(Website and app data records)
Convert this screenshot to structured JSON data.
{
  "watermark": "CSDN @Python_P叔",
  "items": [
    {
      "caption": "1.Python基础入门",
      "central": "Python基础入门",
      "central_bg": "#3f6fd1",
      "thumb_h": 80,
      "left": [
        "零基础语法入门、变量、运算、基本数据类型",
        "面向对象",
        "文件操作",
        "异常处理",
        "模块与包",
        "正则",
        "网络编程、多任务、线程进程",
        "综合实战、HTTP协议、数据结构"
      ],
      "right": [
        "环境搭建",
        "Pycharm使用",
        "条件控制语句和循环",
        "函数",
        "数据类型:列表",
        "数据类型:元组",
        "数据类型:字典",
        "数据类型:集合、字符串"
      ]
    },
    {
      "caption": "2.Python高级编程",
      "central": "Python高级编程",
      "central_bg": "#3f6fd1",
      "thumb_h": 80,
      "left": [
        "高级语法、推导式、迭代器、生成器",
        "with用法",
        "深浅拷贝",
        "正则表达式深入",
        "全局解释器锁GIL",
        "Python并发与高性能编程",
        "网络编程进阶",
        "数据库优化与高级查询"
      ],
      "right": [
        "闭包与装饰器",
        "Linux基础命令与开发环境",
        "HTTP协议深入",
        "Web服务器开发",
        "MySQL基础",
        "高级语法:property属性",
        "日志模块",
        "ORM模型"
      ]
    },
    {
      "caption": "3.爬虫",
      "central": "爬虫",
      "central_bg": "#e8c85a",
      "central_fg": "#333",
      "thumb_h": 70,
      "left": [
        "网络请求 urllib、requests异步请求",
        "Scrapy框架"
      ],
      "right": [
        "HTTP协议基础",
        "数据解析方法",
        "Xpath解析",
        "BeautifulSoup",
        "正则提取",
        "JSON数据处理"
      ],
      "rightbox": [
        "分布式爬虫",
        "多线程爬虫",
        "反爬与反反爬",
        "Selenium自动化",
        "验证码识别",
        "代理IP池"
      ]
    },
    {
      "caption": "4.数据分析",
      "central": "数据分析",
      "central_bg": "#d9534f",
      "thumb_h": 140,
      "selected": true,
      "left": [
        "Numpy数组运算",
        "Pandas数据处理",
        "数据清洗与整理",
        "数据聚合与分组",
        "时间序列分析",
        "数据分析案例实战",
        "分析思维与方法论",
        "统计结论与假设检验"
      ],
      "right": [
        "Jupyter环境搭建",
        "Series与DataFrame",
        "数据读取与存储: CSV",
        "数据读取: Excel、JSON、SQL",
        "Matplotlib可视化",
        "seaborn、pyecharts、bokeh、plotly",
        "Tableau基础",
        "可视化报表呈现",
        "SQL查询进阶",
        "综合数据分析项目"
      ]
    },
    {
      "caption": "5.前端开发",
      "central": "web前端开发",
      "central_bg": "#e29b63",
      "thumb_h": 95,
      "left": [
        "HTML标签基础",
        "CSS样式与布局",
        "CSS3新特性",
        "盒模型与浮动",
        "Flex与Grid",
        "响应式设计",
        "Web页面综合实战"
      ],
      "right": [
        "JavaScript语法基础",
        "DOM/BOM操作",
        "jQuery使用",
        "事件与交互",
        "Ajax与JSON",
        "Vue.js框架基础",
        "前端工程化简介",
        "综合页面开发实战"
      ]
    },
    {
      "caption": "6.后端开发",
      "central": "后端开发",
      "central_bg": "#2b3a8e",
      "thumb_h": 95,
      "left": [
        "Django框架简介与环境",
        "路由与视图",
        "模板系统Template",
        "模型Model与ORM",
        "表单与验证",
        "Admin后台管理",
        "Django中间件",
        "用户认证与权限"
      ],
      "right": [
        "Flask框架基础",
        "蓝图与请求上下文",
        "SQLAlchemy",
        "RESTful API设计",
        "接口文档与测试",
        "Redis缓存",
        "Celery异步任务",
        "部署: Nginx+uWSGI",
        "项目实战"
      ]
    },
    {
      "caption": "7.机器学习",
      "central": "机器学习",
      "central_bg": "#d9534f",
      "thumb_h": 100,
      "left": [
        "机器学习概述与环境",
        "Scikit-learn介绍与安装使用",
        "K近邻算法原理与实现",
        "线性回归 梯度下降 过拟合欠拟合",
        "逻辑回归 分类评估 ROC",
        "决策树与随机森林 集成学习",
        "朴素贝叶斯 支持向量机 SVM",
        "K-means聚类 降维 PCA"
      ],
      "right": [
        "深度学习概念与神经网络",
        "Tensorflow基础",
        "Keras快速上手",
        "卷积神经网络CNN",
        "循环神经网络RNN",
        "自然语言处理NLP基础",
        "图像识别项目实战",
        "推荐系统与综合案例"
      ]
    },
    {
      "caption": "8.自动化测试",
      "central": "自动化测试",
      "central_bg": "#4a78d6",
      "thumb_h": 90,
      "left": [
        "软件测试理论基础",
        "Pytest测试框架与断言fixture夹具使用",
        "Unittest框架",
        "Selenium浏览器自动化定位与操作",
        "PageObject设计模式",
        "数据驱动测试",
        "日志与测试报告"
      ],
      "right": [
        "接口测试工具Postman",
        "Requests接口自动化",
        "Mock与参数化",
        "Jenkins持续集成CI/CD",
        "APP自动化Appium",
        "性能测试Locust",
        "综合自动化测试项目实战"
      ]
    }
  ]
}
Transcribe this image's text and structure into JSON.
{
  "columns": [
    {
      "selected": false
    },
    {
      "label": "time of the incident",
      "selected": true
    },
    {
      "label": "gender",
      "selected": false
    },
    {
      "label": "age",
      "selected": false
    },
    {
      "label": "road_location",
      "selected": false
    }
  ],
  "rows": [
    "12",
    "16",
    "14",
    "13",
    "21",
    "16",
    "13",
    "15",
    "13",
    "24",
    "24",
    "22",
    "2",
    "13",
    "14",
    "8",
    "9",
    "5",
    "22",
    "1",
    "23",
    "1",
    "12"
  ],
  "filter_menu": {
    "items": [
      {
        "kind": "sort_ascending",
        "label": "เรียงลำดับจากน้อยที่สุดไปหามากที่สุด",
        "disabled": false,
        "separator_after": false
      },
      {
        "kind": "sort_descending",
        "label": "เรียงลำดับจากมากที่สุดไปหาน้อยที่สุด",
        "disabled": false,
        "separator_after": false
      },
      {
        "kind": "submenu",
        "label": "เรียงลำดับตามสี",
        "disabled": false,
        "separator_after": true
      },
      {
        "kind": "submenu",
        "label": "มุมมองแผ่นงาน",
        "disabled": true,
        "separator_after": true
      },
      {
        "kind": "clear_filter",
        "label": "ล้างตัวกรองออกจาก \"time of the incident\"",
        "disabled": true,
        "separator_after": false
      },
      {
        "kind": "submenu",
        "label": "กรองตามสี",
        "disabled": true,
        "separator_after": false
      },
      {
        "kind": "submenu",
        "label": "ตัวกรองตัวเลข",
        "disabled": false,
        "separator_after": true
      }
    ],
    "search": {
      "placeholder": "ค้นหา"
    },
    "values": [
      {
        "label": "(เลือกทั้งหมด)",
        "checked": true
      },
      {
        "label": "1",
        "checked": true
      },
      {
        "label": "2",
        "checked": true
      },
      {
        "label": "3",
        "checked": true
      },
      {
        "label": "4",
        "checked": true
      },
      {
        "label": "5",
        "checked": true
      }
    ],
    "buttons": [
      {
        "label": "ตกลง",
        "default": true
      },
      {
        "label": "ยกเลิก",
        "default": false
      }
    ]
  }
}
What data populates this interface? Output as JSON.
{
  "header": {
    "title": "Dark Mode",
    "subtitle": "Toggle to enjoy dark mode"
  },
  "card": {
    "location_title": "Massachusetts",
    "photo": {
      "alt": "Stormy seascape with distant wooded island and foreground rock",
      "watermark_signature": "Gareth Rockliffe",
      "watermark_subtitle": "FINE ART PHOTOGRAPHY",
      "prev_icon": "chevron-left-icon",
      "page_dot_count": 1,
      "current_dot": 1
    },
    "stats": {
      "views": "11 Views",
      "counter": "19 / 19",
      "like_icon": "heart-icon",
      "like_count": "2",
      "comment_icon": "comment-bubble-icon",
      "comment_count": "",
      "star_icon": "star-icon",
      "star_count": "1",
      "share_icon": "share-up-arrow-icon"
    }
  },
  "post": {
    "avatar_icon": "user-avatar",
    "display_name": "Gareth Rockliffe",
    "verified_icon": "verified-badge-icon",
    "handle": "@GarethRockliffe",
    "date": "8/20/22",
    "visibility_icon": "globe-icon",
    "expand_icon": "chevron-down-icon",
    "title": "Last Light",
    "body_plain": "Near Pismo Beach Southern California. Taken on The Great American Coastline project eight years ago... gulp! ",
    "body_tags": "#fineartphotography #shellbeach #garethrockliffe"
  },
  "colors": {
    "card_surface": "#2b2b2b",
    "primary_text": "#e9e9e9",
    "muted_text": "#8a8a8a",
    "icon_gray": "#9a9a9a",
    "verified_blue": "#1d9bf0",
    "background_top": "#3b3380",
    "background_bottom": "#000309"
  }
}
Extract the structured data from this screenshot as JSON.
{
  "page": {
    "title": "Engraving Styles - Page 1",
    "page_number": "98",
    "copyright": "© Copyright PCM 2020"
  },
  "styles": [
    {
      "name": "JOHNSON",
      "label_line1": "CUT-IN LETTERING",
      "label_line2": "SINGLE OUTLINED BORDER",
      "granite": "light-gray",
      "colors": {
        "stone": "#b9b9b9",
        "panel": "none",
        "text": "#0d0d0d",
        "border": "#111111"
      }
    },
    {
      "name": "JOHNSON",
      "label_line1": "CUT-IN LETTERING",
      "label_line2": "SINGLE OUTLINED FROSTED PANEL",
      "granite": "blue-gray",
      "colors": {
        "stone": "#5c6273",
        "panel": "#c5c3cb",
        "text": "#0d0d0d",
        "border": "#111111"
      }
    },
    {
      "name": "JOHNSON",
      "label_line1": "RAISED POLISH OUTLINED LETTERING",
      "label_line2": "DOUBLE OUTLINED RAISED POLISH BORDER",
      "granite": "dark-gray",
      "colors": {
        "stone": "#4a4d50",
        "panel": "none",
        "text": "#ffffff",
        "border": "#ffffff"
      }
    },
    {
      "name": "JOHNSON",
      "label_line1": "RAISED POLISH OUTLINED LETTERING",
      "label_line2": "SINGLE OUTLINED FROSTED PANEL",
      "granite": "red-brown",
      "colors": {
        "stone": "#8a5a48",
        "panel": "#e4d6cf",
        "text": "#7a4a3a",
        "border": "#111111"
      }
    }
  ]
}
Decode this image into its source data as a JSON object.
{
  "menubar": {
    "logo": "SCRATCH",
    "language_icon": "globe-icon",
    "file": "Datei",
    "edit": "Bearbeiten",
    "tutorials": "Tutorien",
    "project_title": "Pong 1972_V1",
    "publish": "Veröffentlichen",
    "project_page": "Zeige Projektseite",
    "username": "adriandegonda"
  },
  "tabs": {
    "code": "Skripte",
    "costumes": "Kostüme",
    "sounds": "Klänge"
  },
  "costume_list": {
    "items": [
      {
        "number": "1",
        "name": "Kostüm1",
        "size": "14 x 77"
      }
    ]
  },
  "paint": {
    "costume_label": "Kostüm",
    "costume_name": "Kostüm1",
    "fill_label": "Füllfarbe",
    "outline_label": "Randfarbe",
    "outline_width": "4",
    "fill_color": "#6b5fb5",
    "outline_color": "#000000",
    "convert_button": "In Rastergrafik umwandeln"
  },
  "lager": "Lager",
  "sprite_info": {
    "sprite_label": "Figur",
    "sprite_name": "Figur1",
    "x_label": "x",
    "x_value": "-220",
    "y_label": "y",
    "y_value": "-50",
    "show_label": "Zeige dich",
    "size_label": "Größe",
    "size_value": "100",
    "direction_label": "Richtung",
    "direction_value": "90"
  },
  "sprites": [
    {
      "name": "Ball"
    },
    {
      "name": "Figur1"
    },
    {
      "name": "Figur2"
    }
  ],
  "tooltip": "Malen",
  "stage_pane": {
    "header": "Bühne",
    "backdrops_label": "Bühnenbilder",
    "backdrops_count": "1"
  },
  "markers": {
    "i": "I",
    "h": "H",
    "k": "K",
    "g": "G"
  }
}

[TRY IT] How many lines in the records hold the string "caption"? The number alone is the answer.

[SOLUTION TO THIS TASK] 8